The Peace Corps in Cameroon also contains a comparative analysis of the agency’s work in the neighboring countries of Ghana and Guinea, where its efforts were not as successful. In addition, it features numerous photographs of volunteers at work in Cameroon and maps to complement the text. This pioneer study contributes to Africanist/American scholarship in general, and specifically adds to the historical literature about Peace Corps volunteers in a Third World country. It is must reading for anyone interested in similar endeavors in African countries or in the overall effectiveness of the Peace Corps program.

 


Pen of Fire

| Filed under: Civil War Era
Bridges Book Cover

This fascinating first biography of Daniel incorporates much new research, including correspondence between foreign ministers in Turin and their envoys in Washington and a series of private letters between John Daniel and his great uncle Peter Vivian Daniel of the U.S. Supreme Court, U.S. Secretary of War John Floyd, and others. Pen of Fire fills a gap in general American historiography, in published works dealing with nineteenth-century American diplomacy, and in studies of the Civil War.

 


Penitentiaries, Punishment, and Military Prisons

| Filed under: Award Winners, Civil War Era, Justice Studies, Recent Releases, U.S. History, Understanding Civil War History
Penitentiaries, Punishment, and Military Prisons by Angela M. Zombek. Kent State University Press
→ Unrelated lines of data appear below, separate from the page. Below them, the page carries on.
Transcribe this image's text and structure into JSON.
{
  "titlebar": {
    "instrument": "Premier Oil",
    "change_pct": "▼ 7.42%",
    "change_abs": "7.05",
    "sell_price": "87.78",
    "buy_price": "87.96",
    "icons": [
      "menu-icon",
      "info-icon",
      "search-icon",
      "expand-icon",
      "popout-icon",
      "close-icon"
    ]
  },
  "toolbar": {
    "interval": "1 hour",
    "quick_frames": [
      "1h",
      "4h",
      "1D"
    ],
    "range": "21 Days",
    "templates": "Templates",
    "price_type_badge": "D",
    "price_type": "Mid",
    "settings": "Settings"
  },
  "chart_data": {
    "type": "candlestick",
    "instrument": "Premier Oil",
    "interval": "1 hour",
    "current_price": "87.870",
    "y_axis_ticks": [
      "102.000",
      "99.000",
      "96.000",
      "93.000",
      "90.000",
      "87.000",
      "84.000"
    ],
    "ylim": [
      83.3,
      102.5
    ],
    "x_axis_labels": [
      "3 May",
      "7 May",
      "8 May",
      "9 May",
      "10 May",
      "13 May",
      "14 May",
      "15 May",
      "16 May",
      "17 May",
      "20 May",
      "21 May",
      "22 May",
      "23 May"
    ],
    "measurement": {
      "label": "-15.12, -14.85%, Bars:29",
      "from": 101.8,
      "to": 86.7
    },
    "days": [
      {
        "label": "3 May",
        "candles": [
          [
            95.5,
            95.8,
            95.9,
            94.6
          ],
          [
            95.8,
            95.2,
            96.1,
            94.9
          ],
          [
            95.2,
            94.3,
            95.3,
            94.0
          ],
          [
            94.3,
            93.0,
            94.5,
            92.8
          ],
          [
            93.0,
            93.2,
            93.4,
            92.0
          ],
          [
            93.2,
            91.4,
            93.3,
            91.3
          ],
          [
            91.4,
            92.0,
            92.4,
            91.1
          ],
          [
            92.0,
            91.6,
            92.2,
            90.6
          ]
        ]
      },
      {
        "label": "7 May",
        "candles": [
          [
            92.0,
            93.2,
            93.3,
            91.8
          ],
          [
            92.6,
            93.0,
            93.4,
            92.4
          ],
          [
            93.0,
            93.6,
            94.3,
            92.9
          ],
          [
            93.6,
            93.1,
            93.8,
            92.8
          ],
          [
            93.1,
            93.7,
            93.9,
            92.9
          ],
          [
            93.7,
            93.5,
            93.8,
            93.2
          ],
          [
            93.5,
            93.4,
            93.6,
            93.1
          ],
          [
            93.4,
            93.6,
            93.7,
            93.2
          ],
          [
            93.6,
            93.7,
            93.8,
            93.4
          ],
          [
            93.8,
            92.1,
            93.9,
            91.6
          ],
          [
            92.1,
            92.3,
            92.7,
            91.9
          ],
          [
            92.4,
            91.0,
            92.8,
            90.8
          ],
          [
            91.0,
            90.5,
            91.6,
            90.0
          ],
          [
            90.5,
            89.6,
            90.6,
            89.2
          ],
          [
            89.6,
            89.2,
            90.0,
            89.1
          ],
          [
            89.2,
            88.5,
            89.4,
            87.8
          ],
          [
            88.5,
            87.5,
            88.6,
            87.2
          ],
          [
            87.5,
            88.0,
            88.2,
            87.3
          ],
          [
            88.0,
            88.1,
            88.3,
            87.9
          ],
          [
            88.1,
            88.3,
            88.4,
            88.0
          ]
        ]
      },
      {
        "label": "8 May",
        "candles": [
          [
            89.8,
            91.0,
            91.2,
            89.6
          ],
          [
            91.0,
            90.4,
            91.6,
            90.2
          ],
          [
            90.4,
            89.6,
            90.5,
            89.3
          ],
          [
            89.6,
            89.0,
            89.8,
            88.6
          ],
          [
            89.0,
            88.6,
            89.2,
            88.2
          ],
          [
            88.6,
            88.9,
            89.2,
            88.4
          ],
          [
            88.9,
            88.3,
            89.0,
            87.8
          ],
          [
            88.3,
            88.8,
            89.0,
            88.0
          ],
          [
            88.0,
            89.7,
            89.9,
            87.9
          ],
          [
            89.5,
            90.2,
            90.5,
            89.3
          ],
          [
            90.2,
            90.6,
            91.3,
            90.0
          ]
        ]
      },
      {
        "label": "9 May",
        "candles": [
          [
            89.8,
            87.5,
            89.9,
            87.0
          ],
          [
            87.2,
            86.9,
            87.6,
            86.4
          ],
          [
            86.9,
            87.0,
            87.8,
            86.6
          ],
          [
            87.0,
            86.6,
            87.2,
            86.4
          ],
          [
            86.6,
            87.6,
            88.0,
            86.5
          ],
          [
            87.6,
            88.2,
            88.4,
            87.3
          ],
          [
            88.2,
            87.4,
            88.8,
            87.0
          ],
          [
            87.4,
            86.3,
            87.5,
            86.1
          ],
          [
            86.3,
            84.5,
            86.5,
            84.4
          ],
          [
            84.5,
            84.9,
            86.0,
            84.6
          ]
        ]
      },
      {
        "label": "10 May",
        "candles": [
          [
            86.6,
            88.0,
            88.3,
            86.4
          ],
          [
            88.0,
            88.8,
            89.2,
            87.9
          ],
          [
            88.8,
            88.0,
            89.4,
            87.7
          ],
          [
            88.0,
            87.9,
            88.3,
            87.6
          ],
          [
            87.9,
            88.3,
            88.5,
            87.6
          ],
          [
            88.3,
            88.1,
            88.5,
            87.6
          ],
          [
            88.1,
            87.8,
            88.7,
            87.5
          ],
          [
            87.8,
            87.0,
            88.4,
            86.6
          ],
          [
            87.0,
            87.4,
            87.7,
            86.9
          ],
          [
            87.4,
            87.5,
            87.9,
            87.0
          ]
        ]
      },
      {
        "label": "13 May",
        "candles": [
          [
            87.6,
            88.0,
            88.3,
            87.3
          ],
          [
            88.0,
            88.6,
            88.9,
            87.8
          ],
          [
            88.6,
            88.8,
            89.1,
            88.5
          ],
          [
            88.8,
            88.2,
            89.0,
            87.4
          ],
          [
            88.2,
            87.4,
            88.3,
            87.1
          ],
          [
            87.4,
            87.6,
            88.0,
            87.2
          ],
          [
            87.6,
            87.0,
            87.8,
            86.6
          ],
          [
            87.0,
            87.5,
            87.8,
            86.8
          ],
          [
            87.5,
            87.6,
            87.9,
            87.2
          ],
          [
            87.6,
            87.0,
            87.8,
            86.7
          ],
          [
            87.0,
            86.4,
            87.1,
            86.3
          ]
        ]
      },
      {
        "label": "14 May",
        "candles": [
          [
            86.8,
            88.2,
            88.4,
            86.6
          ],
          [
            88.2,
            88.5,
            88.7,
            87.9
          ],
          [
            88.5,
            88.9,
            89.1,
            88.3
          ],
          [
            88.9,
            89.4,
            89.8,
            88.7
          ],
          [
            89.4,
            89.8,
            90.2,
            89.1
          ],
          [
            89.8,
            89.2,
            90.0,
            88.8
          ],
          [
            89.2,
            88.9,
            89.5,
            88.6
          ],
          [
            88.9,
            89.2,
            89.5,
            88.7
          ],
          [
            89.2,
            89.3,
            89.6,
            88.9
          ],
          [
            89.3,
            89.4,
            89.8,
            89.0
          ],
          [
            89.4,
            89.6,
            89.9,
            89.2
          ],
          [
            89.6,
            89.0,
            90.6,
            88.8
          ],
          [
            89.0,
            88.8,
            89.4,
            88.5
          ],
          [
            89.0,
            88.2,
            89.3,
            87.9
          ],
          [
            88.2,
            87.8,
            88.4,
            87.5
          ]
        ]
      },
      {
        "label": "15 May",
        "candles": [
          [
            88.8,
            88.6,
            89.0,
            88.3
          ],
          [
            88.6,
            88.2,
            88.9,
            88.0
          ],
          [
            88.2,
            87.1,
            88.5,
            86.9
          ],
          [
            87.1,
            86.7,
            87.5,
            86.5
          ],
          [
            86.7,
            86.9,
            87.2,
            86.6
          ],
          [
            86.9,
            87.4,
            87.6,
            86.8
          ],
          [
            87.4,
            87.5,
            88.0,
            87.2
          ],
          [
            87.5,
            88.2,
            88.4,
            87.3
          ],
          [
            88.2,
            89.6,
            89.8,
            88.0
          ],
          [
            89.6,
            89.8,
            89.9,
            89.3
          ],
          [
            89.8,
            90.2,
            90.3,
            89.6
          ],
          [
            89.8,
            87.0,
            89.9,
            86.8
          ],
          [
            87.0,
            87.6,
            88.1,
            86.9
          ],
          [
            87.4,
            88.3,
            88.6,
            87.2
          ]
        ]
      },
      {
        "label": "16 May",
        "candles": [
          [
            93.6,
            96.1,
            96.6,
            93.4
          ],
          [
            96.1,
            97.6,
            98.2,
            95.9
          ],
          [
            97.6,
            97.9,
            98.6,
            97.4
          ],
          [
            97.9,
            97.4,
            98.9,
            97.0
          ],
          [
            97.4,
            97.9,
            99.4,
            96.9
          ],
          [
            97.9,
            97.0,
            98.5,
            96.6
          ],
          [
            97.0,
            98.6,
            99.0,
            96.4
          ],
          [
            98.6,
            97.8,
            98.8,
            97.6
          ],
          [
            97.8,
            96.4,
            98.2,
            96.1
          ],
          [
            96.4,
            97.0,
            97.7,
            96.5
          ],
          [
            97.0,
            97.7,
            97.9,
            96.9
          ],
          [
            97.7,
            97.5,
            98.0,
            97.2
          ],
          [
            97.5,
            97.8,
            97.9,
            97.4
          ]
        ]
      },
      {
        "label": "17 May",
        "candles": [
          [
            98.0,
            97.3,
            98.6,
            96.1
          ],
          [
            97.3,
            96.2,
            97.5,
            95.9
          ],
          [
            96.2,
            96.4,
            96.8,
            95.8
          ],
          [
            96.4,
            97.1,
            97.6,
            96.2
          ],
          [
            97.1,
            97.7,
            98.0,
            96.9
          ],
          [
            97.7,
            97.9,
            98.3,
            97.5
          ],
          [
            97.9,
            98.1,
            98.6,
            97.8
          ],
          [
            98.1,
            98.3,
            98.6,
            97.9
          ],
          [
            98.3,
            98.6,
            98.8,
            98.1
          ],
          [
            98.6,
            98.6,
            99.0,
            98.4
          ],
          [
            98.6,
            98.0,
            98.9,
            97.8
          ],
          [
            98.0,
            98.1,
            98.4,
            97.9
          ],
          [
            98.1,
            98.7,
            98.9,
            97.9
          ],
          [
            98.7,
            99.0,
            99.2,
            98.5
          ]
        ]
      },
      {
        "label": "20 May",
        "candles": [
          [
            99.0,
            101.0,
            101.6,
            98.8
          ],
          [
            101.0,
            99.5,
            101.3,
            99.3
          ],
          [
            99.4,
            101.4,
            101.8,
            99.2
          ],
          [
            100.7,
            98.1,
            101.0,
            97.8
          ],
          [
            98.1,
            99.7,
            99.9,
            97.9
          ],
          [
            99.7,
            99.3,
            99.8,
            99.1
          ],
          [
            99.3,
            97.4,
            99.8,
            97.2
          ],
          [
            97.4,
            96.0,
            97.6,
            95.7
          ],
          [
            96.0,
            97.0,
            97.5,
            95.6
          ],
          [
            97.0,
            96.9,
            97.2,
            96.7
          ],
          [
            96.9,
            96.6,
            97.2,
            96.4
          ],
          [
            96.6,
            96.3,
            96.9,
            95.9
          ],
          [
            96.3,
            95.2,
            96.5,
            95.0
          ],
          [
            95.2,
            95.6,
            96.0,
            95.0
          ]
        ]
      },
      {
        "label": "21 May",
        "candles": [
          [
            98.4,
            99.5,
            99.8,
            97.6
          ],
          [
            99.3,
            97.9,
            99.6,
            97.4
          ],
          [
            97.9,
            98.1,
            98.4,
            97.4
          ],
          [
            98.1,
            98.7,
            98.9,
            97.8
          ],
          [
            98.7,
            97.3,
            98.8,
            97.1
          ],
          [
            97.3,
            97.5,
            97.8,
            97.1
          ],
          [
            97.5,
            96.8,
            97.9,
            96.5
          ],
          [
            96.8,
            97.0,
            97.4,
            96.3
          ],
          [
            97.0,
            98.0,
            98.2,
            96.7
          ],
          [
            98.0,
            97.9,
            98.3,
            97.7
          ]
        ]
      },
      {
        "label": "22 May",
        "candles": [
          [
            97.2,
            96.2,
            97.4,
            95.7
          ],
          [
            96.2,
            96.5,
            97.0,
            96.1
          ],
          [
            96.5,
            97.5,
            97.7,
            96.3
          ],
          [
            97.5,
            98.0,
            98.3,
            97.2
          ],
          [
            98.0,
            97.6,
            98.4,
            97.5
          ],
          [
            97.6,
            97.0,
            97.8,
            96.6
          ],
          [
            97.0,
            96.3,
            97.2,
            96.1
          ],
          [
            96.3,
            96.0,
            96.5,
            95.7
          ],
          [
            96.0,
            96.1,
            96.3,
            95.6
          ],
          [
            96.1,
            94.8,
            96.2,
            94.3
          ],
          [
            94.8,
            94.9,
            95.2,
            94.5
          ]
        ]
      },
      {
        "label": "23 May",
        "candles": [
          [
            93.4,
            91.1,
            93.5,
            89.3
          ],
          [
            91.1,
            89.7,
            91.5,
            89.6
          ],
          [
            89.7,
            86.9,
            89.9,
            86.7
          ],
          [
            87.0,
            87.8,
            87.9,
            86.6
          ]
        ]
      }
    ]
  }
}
Penitentiaries, Punishment, and Military Prisons confronts the enduring claim that Civil War military prisons represented an apocalyptic and ahistorical rupture in America’s otherwise linear and progressive carceral history. Instead, it places the war years in the broader context of imprisonment in 19th-century America and contends that officers in charge of military prisons drew on administrative and punitive practices that existed in antebellum and wartime civilian penitentiaries to manage the war’s crisis of imprisonment. Union and Confederate officials outlined rules for military prisons, instituted punishments, implemented prison labor, and organized prisoners of war, both civilian and military, in much the same way as peacetime penitentiary officials had done, leading journalists to refer to many military prisons as “penitentiaries.”

 


Phantoms of the South Fork

| Filed under: Civil War Era, Civil War Soldiers and Strategies, History, Military History, U.S. History, Understanding Civil War History
French cover
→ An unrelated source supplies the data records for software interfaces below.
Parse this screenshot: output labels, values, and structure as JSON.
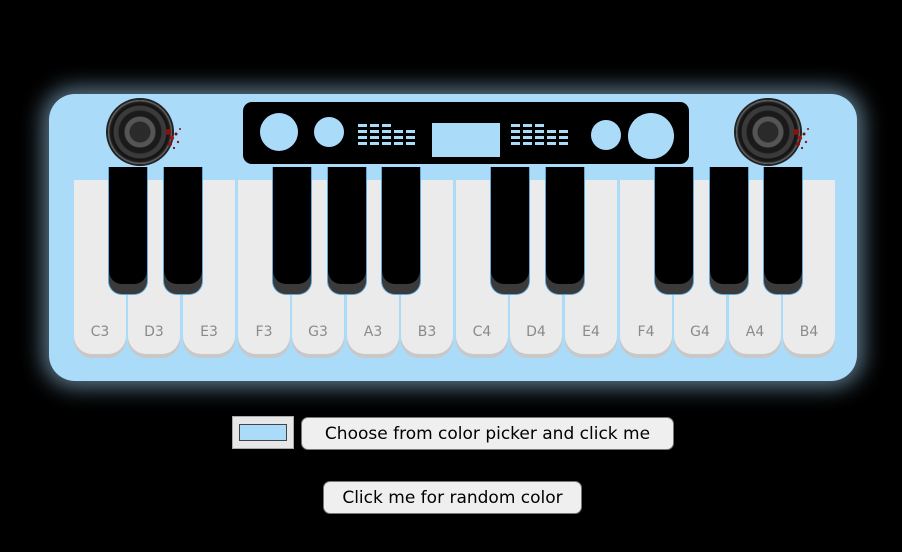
{
  "colors": {
    "background": "#000000",
    "keyboard": "#aadcfa",
    "panel": "#000000",
    "white_key": "#ebebeb",
    "black_key": "#000000",
    "key_label": "#8a8a8a",
    "picker_value": "#aadcfa"
  },
  "keyboard": {
    "white_keys": [
      {
        "note": "C3",
        "label": "C3"
      },
      {
        "note": "D3",
        "label": "D3"
      },
      {
        "note": "E3",
        "label": "E3"
      },
      {
        "note": "F3",
        "label": "F3"
      },
      {
        "note": "G3",
        "label": "G3"
      },
      {
        "note": "A3",
        "label": "A3"
      },
      {
        "note": "B3",
        "label": "B3"
      },
      {
        "note": "C4",
        "label": "C4"
      },
      {
        "note": "D4",
        "label": "D4"
      },
      {
        "note": "E4",
        "label": "E4"
      },
      {
        "note": "F4",
        "label": "F4"
      },
      {
        "note": "G4",
        "label": "G4"
      },
      {
        "note": "A4",
        "label": "A4"
      },
      {
        "note": "B4",
        "label": "B4"
      }
    ],
    "black_keys": [
      "C#3",
      "D#3",
      "F#3",
      "G#3",
      "A#3",
      "C#4",
      "D#4",
      "F#4",
      "G#4",
      "A#4"
    ],
    "speakers": [
      "speaker-icon",
      "speaker-icon"
    ]
  },
  "controls": {
    "picker_button_label": "Choose from color picker and click me",
    "random_button_label": "Click me for random color"
  }
}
At 3 a.m. on February 21, 1865, a band of 65 Confederate horsemen slowly made its way down Greene Street in Cumberland, Maryland. Thinking the riders were disguised Union scouts, the few Union soldiers out that bitterly cold morning paid little attention to them. In the meantime, over 3,500 Yankee soldiers peacefully slept.

 


The Philadelphia Phillies

and | Filed under: eBook Sale 20, Sports, Writing Sports
Philadelphia Book Cover

In addition to its comprehensive and intimate examination of the team’s history, The Philadelphia Phillies addresses the challenge of rooting for an often-struggling home team in a city known for its passionate baseball fans. Lieb’s devotion to his hometown Phillies and overall love of the game and Baumgartner’s unique insight as a Philadelphia sportswriter and former player often lead to thoughtful advice and comfort for long-suffering Phillies fans. A trip through a rocky but remarkable past, The Philadelphia Phillies is another enjoyable addition to the Writing Sports Series.

 


A Photo Album of Ohio’s Canal Era, 1825-1913

| Filed under: Regional Interest
Gieck Book Cover

This book s a profusely illustrated interpretation of life along Ohio’s nineteenth-century canal system: the Miami & Erie Canal in the western part of the state, and the Ohio & Erie Canal with its multiple feeders in central and eastern Ohio. An introduction by George W. Knepper, professor of history at The University of Akron and president of The Ohio Historical Society, places the state’s canal system in national historic perspective and addresses such issues as the importance of the Ohio canal system in the state’s economy and industrial development; the interrelationship between the Industrial Revolution in Ohio and the changing uses of canals; and the impact of the canal system on contemporary social and ethnic issues.